Staff Council heard update at Oct. 17 meeting

The co-chairs of the strategic planning committee presented an update on the university’s strategic plan, which is intended to create a roadmap to focus CU priorities over the next five years, to the University of Colorado Staff Council (UCSC) during its Oct. 17 meeting at CU Boulder.

Todd Saliman, system vice president for finance and chief financial officer, and Sharon Matusik, dean of the Leeds School of Business at CU Boulder, told council members that several refinements were made to the plan following feedback from several entities, including UCSC, Faculty Council and campus chancellors.

Matusik said one of the biggest changes that came out of discussions was to take the focus area on diversity and access, which had been under the education pillar, and break it out to form a fourth pillar: diversity, inclusion, equity and access. “That was a direct result of feedback,” she said.

The other three pillars of focus are fiscal strength; discovery and impact; and access, affordability and student success.

Another change, based on feedback, was to the wellness and mental health focus area.
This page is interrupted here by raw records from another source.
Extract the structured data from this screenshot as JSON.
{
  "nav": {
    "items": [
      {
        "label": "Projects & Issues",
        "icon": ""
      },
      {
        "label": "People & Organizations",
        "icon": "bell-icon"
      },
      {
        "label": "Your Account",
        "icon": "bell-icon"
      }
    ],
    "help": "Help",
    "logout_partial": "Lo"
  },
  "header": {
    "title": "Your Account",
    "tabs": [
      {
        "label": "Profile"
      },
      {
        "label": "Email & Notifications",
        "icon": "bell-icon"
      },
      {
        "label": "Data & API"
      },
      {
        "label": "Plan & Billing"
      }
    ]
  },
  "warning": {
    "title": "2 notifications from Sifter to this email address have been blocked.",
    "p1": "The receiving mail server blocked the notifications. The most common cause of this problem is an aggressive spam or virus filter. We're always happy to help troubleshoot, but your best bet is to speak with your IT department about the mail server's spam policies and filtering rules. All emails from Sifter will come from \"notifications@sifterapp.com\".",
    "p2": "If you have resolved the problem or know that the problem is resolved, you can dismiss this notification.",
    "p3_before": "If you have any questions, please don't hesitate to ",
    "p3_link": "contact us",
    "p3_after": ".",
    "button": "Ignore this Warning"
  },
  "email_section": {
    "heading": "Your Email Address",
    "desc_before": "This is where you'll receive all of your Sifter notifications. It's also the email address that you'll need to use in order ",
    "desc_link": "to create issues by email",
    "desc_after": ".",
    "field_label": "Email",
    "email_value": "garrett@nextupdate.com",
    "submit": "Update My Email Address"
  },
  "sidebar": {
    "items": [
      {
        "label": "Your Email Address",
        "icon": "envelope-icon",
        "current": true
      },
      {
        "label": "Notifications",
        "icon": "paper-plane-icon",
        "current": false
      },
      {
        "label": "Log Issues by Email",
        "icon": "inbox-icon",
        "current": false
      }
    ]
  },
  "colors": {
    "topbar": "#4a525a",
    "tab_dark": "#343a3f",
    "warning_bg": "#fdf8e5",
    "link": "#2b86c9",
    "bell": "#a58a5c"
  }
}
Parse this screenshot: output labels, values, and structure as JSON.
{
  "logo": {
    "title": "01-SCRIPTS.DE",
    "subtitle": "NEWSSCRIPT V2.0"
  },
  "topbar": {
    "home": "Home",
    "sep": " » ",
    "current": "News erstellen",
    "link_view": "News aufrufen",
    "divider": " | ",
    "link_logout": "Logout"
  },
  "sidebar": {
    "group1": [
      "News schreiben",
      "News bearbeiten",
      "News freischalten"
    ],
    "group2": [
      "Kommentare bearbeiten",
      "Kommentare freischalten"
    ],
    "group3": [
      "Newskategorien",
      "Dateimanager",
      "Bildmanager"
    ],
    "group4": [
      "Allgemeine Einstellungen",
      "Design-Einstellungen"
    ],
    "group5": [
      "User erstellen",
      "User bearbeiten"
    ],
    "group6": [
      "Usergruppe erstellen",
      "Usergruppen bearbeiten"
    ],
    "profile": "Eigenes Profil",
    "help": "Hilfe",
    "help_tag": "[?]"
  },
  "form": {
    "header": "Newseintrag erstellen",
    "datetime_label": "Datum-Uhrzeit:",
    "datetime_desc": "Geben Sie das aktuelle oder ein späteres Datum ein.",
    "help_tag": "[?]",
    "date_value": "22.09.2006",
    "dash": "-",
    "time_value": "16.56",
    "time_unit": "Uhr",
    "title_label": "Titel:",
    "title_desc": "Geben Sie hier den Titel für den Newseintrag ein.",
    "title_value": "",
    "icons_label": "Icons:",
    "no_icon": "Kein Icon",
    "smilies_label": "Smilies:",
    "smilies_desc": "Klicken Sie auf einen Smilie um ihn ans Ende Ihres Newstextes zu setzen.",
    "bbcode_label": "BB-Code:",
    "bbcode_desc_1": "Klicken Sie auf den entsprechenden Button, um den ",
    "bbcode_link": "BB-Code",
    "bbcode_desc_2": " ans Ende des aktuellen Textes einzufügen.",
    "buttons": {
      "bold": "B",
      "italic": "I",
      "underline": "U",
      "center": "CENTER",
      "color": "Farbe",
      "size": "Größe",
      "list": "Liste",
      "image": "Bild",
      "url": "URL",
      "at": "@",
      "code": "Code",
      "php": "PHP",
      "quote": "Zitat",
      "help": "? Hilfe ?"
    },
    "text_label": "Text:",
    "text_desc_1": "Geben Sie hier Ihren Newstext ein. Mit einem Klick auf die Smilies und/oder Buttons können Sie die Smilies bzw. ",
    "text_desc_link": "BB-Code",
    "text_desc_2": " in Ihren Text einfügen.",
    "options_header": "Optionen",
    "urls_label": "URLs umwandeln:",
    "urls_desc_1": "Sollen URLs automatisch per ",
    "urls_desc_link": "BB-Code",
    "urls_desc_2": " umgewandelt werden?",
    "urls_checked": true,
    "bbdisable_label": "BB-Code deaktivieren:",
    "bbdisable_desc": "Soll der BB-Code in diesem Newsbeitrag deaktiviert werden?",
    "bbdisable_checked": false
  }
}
Originally, the plan targeted students, but now has been broadened to include faculty and staff.

Matusik said the working groups attached to each area of focus will be responsible for three deliverables: best practices to achieve results; specific metrics to assess progress; and prioritized action steps. Working groups are scheduled to report their findings by Feb. 21, 2020.

The groups, which are composed of stakeholders from administrators to students, also will be asked to conduct an initial analysis of the resources needed to achieve the goals. Following that assessment, a fiscal feasibility team, composed of university chief financial officers, will take a closer look at costs.

To learn more about the strategic planning process, as well as working group member lists and contact information, visit the strategic plan website:

While council members praised the changes made to the plan, said UCSC Chair Ryan Untisz, some are concerned that the plan is silent on issues that matter to staff, such as salary equity, pathways to career advancement and efforts to retain staff.

In other council business:

  • Untisz said he continues to meet with university administration members regarding the tuition assistance benefit and how it can be improved, specifically in regard to staff members.
  • The CU Denver l Anschutz Medical Campus Staff Council has received reports that staff members are receiving false or misleading information when they inquire about when and how to use the parental leave benefit. The Denver l Anschutz council is considering ways to remedy the problem, including the creation of an informational video to explain the benefit. Untisz asked UCSC members to talk with their campus staff council to determine if the issue is systemwide. If the problem affects more than one campus, UCSC will consider helping address the problem.